● EXERCISE: With "recipients" as the search word, show every line of the material that has it.

● INFORMATION SHOWN:
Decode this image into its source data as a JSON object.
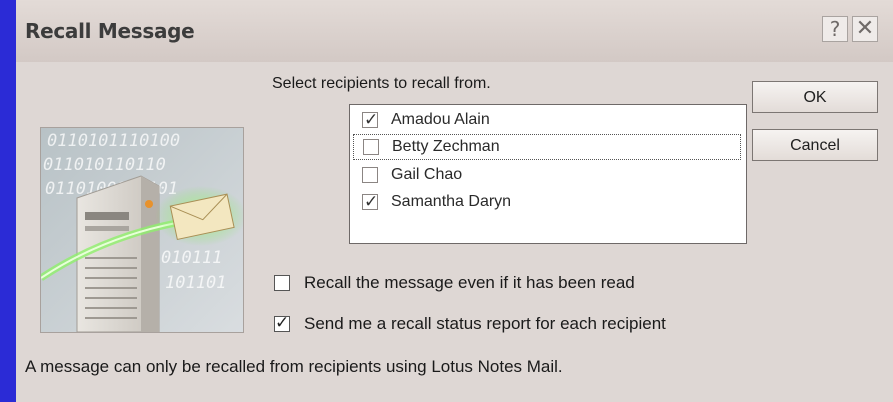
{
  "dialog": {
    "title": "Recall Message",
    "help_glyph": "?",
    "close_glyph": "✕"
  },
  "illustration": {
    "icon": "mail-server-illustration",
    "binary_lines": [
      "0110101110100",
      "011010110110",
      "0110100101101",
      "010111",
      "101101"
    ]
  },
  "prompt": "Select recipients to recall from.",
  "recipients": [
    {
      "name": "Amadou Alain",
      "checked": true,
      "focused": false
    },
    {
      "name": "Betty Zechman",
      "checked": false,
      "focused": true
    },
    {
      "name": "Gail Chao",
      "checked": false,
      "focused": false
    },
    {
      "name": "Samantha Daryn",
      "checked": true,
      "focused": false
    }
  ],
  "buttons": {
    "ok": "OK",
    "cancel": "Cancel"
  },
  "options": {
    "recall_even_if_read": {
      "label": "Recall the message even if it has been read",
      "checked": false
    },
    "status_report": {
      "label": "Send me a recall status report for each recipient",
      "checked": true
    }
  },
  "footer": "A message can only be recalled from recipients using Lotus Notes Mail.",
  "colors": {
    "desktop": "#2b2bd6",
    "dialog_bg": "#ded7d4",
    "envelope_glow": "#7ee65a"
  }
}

● RESULT OF THE EXERCISE:
  "prompt": "Select recipients to recall from.",
  "recipients": [
  "footer": "A message can only be recalled from recipients using Lotus Notes Mail.",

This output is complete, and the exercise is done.